OXIDE GHOSTS | FILM REVIEW
Milk & Sugar, Cardiff, Tue 5 Dec
Like many of us of a certain age, Michael Cumming had a bunch of old VHS tapes gathering dust in a box. Cumming’s, however, happened to contain hours and hours of unused footage filmed for Chris Morris’ cult comedy series Brass Eye. To mark the 20th anniversary of the programme’s airing on Channel 4, director Cumming has spliced together the best bits of the previously unseen material and, with the blessing of Morris himself, taken the resulting film on tour around the UK.

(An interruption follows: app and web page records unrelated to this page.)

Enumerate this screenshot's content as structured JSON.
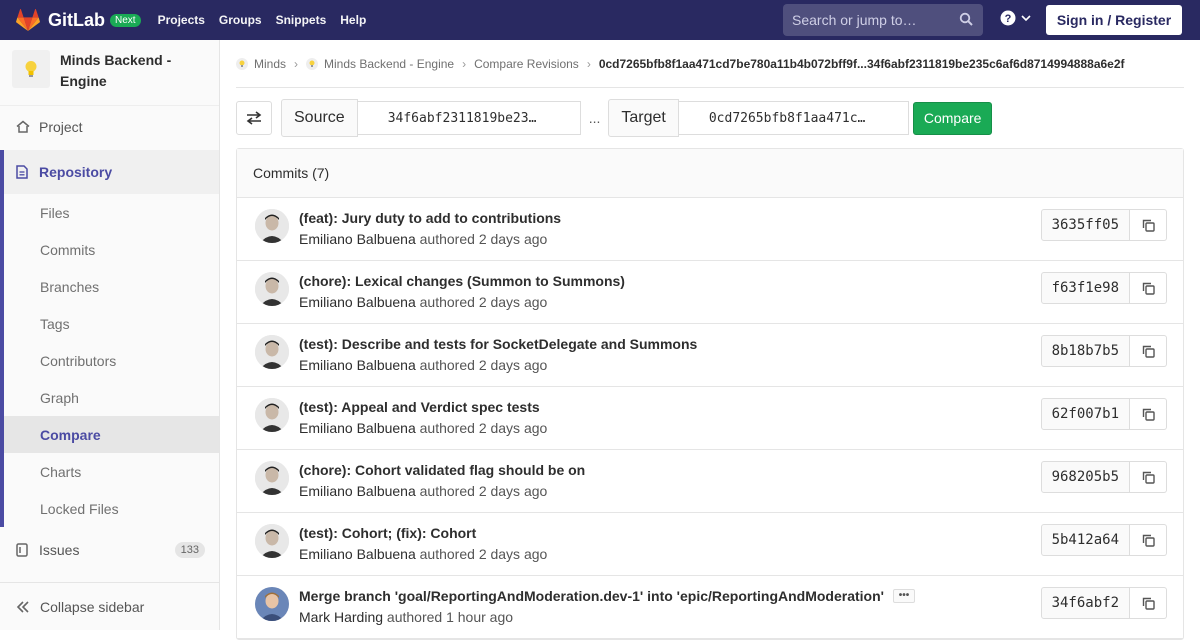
{
  "header": {
    "brand": "GitLab",
    "badge": "Next",
    "nav": [
      "Projects",
      "Groups",
      "Snippets",
      "Help"
    ],
    "search_placeholder": "Search or jump to…",
    "signin_label": "Sign in / Register"
  },
  "sidebar": {
    "project_name": "Minds Backend - Engine",
    "project_item": "Project",
    "repository": "Repository",
    "repo_items": [
      "Files",
      "Commits",
      "Branches",
      "Tags",
      "Contributors",
      "Graph",
      "Compare",
      "Charts",
      "Locked Files"
    ],
    "active_item": "Compare",
    "issues_label": "Issues",
    "issues_count": "133",
    "collapse_label": "Collapse sidebar"
  },
  "breadcrumb": [
    "Minds",
    "Minds Backend - Engine",
    "Compare Revisions",
    "0cd7265bfb8f1aa471cd7be780a11b4b072bff9f...34f6abf2311819be235c6af6d8714994888a6e2f"
  ],
  "compare": {
    "source_label": "Source",
    "source_value": "34f6abf2311819be23…",
    "separator": "...",
    "target_label": "Target",
    "target_value": "0cd7265bfb8f1aa471c…",
    "compare_label": "Compare"
  },
  "commits": {
    "header": "Commits (7)",
    "list": [
      {
        "title": "(feat): Jury duty to add to contributions",
        "author": "Emiliano Balbuena",
        "action": "authored",
        "time": "2 days ago",
        "sha": "3635ff05"
      },
      {
        "title": "(chore): Lexical changes (Summon to Summons)",
        "author": "Emiliano Balbuena",
        "action": "authored",
        "time": "2 days ago",
        "sha": "f63f1e98"
      },
      {
        "title": "(test): Describe and tests for SocketDelegate and Summons",
        "author": "Emiliano Balbuena",
        "action": "authored",
        "time": "2 days ago",
        "sha": "8b18b7b5"
      },
      {
        "title": "(test): Appeal and Verdict spec tests",
        "author": "Emiliano Balbuena",
        "action": "authored",
        "time": "2 days ago",
        "sha": "62f007b1"
      },
      {
        "title": "(chore): Cohort validated flag should be on",
        "author": "Emiliano Balbuena",
        "action": "authored",
        "time": "2 days ago",
        "sha": "968205b5"
      },
      {
        "title": "(test): Cohort; (fix): Cohort",
        "author": "Emiliano Balbuena",
        "action": "authored",
        "time": "2 days ago",
        "sha": "5b412a64"
      },
      {
        "title": "Merge branch 'goal/ReportingAndModeration.dev-1' into 'epic/ReportingAndModeration'",
        "author": "Mark Harding",
        "action": "authored",
        "time": "1 hour ago",
        "sha": "34f6abf2"
      }
    ]
  },
  "colors": {
    "topbar": "#292961",
    "accent": "#4b4ba3",
    "success": "#1aaa55"
  }
}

Brass Eye aficionados lucky enough to have the opportunity to catch Oxide Ghosts in Cardiff (thanks to Snowcat Cinema) are treated to a loosely arranged but fantastically entertaining compilation of sketches left on the cutting-room floor, behind-the-scenes shots, outtakes and fuck-ups (it’s somehow reassuring to see that even Morris is prone to corpsing). The movie is a potent reminder of the series’ incredible wealth of comic talent (featuring everyone from Kevin Eldon and Mark Heap to more surprising faces including Alexander Armstrong and Outnumbered parents Hugh Dennis and Claire Skinner); of why fans of The Day Today howled with laughter while the tabloids shrieked with indignation; of the gullibility of the ensnared celebrities (only Toyah Wilcox refused to appear, though Reggie Kray later sent an associate to pay the crew a little visit); of how close to the wind the series sailed, how sharply it satirised its targets and yet how superbly silly it was; and, above all, of why Morris is (quite rightly) lauded as a genius.

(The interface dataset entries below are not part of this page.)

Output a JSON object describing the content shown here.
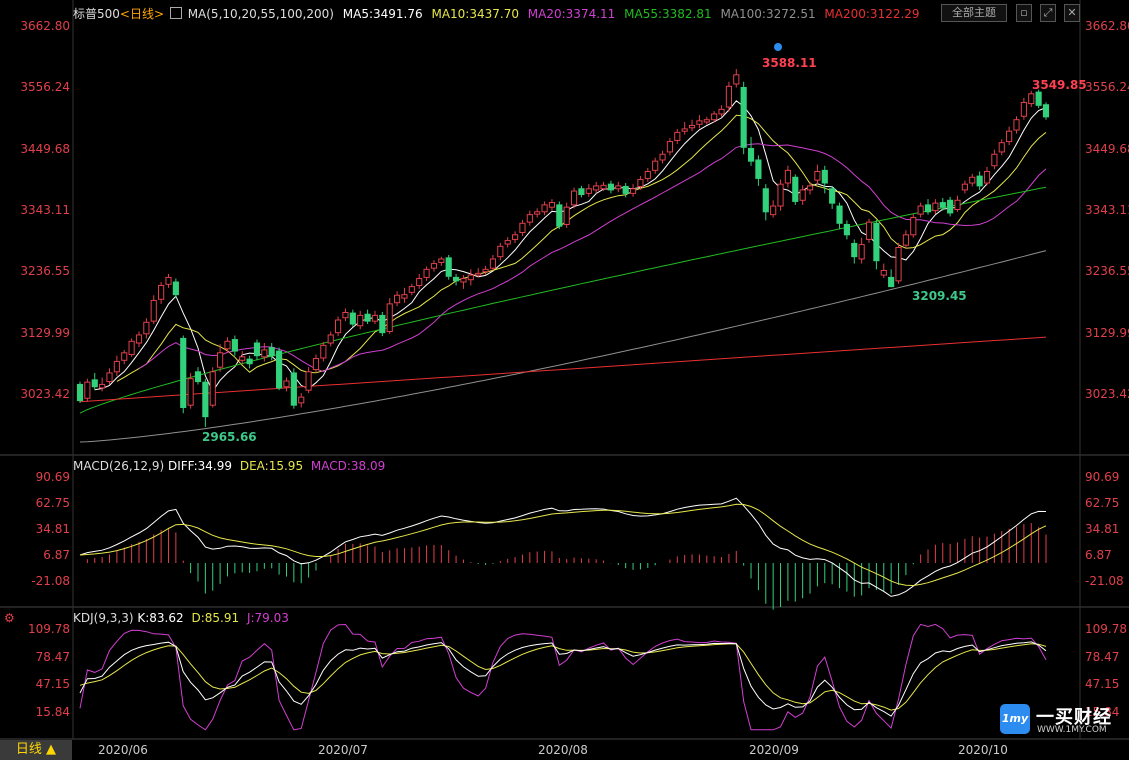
{
  "header": {
    "symbol": "标普500",
    "period": "<日线>",
    "ma_def": "MA(5,10,20,55,100,200)",
    "ma5": "MA5:3491.76",
    "ma10": "MA10:3437.70",
    "ma20": "MA20:3374.11",
    "ma55": "MA55:3382.81",
    "ma100": "MA100:3272.51",
    "ma200": "MA200:3122.29",
    "theme_button": "全部主题",
    "colors": {
      "ma5": "#ffffff",
      "ma10": "#e6e64c",
      "ma20": "#d040d0",
      "ma55": "#22bb22",
      "ma100": "#909090",
      "ma200": "#e83030",
      "up": "#e0404b",
      "down": "#32d17b"
    }
  },
  "price_axis": [
    "3662.80",
    "3556.24",
    "3449.68",
    "3343.11",
    "3236.55",
    "3129.99",
    "3023.42"
  ],
  "macd_panel": {
    "title": "MACD(26,12,9)",
    "diff": "DIFF:34.99",
    "dea": "DEA:15.95",
    "macd": "MACD:38.09",
    "axis": [
      "90.69",
      "62.75",
      "34.81",
      "6.87",
      "-21.08"
    ]
  },
  "kdj_panel": {
    "title": "KDJ(9,3,3)",
    "k": "K:83.62",
    "d": "D:85.91",
    "j": "J:79.03",
    "axis": [
      "109.78",
      "78.47",
      "47.15",
      "15.84"
    ]
  },
  "footer": {
    "period_tab": "日线 ▲",
    "dates": [
      "2020/06",
      "2020/07",
      "2020/08",
      "2020/09",
      "2020/10"
    ]
  },
  "logo": {
    "mark": "1my",
    "name": "一买财经",
    "url": "WWW.1MY.COM"
  },
  "chart_data": {
    "type": "candlestick",
    "title": "标普500 <日线>",
    "annotations": {
      "high": "3588.11",
      "high_right": "3549.85",
      "low_left": "2965.66",
      "low_right": "3209.45"
    },
    "ylim": [
      2950,
      3700
    ],
    "candles": [
      [
        3040,
        3012,
        3045,
        3008
      ],
      [
        3016,
        3044,
        3050,
        3010
      ],
      [
        3048,
        3036,
        3060,
        3030
      ],
      [
        3034,
        3040,
        3052,
        3028
      ],
      [
        3045,
        3060,
        3068,
        3040
      ],
      [
        3062,
        3080,
        3090,
        3055
      ],
      [
        3082,
        3095,
        3100,
        3075
      ],
      [
        3092,
        3115,
        3120,
        3088
      ],
      [
        3112,
        3126,
        3132,
        3105
      ],
      [
        3128,
        3148,
        3155,
        3120
      ],
      [
        3150,
        3186,
        3195,
        3145
      ],
      [
        3188,
        3212,
        3218,
        3180
      ],
      [
        3214,
        3226,
        3232,
        3208
      ],
      [
        3218,
        3196,
        3224,
        3190
      ],
      [
        3120,
        3000,
        3125,
        2990
      ],
      [
        3004,
        3050,
        3060,
        2998
      ],
      [
        3062,
        3045,
        3070,
        3040
      ],
      [
        3044,
        2984,
        3050,
        2966
      ],
      [
        3004,
        3062,
        3070,
        3000
      ],
      [
        3070,
        3095,
        3110,
        3062
      ],
      [
        3102,
        3115,
        3122,
        3095
      ],
      [
        3118,
        3098,
        3125,
        3090
      ],
      [
        3082,
        3088,
        3098,
        3075
      ],
      [
        3084,
        3076,
        3090,
        3068
      ],
      [
        3112,
        3090,
        3118,
        3082
      ],
      [
        3088,
        3100,
        3112,
        3080
      ],
      [
        3104,
        3090,
        3112,
        3082
      ],
      [
        3098,
        3034,
        3104,
        3030
      ],
      [
        3036,
        3046,
        3052,
        3028
      ],
      [
        3060,
        3004,
        3068,
        2998
      ],
      [
        3008,
        3018,
        3025,
        3000
      ],
      [
        3030,
        3062,
        3070,
        3025
      ],
      [
        3066,
        3085,
        3092,
        3060
      ],
      [
        3086,
        3108,
        3114,
        3080
      ],
      [
        3112,
        3126,
        3132,
        3106
      ],
      [
        3130,
        3152,
        3158,
        3124
      ],
      [
        3156,
        3165,
        3172,
        3150
      ],
      [
        3164,
        3145,
        3170,
        3140
      ],
      [
        3142,
        3160,
        3168,
        3136
      ],
      [
        3162,
        3150,
        3170,
        3145
      ],
      [
        3150,
        3160,
        3168,
        3145
      ],
      [
        3160,
        3130,
        3166,
        3124
      ],
      [
        3132,
        3180,
        3190,
        3128
      ],
      [
        3182,
        3195,
        3202,
        3176
      ],
      [
        3190,
        3196,
        3208,
        3182
      ],
      [
        3200,
        3210,
        3215,
        3195
      ],
      [
        3212,
        3224,
        3232,
        3206
      ],
      [
        3226,
        3240,
        3245,
        3220
      ],
      [
        3242,
        3250,
        3256,
        3236
      ],
      [
        3252,
        3258,
        3262,
        3246
      ],
      [
        3260,
        3228,
        3265,
        3222
      ],
      [
        3226,
        3220,
        3232,
        3212
      ],
      [
        3218,
        3224,
        3230,
        3206
      ],
      [
        3222,
        3230,
        3240,
        3212
      ],
      [
        3230,
        3233,
        3242,
        3226
      ],
      [
        3236,
        3240,
        3246,
        3230
      ],
      [
        3242,
        3258,
        3265,
        3238
      ],
      [
        3262,
        3280,
        3286,
        3256
      ],
      [
        3284,
        3290,
        3296,
        3278
      ],
      [
        3292,
        3300,
        3306,
        3286
      ],
      [
        3304,
        3320,
        3326,
        3298
      ],
      [
        3322,
        3335,
        3342,
        3316
      ],
      [
        3336,
        3340,
        3346,
        3330
      ],
      [
        3340,
        3352,
        3358,
        3334
      ],
      [
        3348,
        3356,
        3362,
        3342
      ],
      [
        3352,
        3315,
        3358,
        3310
      ],
      [
        3318,
        3348,
        3356,
        3312
      ],
      [
        3352,
        3376,
        3382,
        3346
      ],
      [
        3380,
        3370,
        3385,
        3365
      ],
      [
        3372,
        3380,
        3388,
        3366
      ],
      [
        3378,
        3385,
        3392,
        3372
      ],
      [
        3380,
        3386,
        3392,
        3376
      ],
      [
        3388,
        3378,
        3394,
        3372
      ],
      [
        3380,
        3385,
        3392,
        3374
      ],
      [
        3384,
        3372,
        3390,
        3365
      ],
      [
        3372,
        3380,
        3388,
        3366
      ],
      [
        3384,
        3396,
        3402,
        3378
      ],
      [
        3398,
        3410,
        3416,
        3392
      ],
      [
        3412,
        3428,
        3434,
        3406
      ],
      [
        3430,
        3440,
        3446,
        3424
      ],
      [
        3444,
        3462,
        3468,
        3438
      ],
      [
        3464,
        3478,
        3484,
        3458
      ],
      [
        3480,
        3484,
        3496,
        3474
      ],
      [
        3486,
        3490,
        3500,
        3480
      ],
      [
        3492,
        3498,
        3508,
        3485
      ],
      [
        3496,
        3500,
        3505,
        3492
      ],
      [
        3500,
        3510,
        3515,
        3495
      ],
      [
        3510,
        3518,
        3525,
        3505
      ],
      [
        3522,
        3558,
        3566,
        3514
      ],
      [
        3562,
        3578,
        3588,
        3556
      ],
      [
        3556,
        3452,
        3566,
        3440
      ],
      [
        3450,
        3428,
        3470,
        3420
      ],
      [
        3430,
        3398,
        3438,
        3385
      ],
      [
        3380,
        3340,
        3388,
        3325
      ],
      [
        3335,
        3350,
        3360,
        3330
      ],
      [
        3350,
        3388,
        3396,
        3342
      ],
      [
        3390,
        3412,
        3420,
        3382
      ],
      [
        3400,
        3358,
        3405,
        3352
      ],
      [
        3360,
        3378,
        3386,
        3352
      ],
      [
        3378,
        3385,
        3392,
        3370
      ],
      [
        3395,
        3410,
        3422,
        3388
      ],
      [
        3412,
        3390,
        3420,
        3372
      ],
      [
        3380,
        3355,
        3385,
        3345
      ],
      [
        3350,
        3320,
        3356,
        3310
      ],
      [
        3318,
        3300,
        3325,
        3292
      ],
      [
        3285,
        3262,
        3292,
        3250
      ],
      [
        3258,
        3283,
        3295,
        3250
      ],
      [
        3292,
        3322,
        3328,
        3286
      ],
      [
        3320,
        3255,
        3326,
        3240
      ],
      [
        3230,
        3238,
        3250,
        3225
      ],
      [
        3226,
        3210,
        3240,
        3209
      ],
      [
        3220,
        3278,
        3286,
        3215
      ],
      [
        3282,
        3300,
        3308,
        3276
      ],
      [
        3300,
        3330,
        3336,
        3295
      ],
      [
        3336,
        3350,
        3356,
        3330
      ],
      [
        3352,
        3340,
        3362,
        3335
      ],
      [
        3342,
        3355,
        3362,
        3336
      ],
      [
        3356,
        3348,
        3364,
        3342
      ],
      [
        3360,
        3338,
        3366,
        3332
      ],
      [
        3344,
        3360,
        3368,
        3340
      ],
      [
        3378,
        3388,
        3394,
        3372
      ],
      [
        3390,
        3400,
        3406,
        3384
      ],
      [
        3402,
        3385,
        3410,
        3378
      ],
      [
        3390,
        3410,
        3418,
        3386
      ],
      [
        3420,
        3440,
        3448,
        3414
      ],
      [
        3444,
        3460,
        3466,
        3438
      ],
      [
        3462,
        3480,
        3488,
        3456
      ],
      [
        3482,
        3500,
        3506,
        3476
      ],
      [
        3506,
        3530,
        3538,
        3500
      ],
      [
        3528,
        3545,
        3550,
        3522
      ],
      [
        3548,
        3525,
        3552,
        3520
      ],
      [
        3526,
        3505,
        3530,
        3500
      ]
    ]
  }
}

The ensuing Q&A with Cumming, who credits Brass Eye with rescuing him from the drudgery of soul-destroying corporate videos and who has gone on to direct Toast Of London, proves equally engaging, despite a pair of malfunctioning mics that seem determined to sabotage proceedings. We learn that they snuck the fake newsflash about Noel Edmonds shooting Clive Anderson past Channel 4 execs by giving the female reporter a moustache; that, in preparation for mingling with drug dealers in Notting Hill, Morris fashioned an impromptu stab vest out of glossy magazines; and that the mandrill (hired to play a drug runner after difficulties sourcing a gibbon) was the highest-paid performer on the show and there really was a mandrill marksman on hand just in case (though he wasn’t Deep Purple and Rainbow guitar legend Richie Blackmore, as the credits claimed). Cumming also confirms the suspicion that no topic was considered off-limits if the material was funny enough.
Asked whether Brass Eye could ever stage a successful return in our post-satire times, he suggests that there is less appetite for risk-taking in TV now, and also points to the difficulty of creating and sustaining a hoax in the age of the internet and social media. And yet, Cumming concludes, Morris may just find a way to make it work, as he did with Four Lions. Here’s hoping.
words BEN WOOLHEAD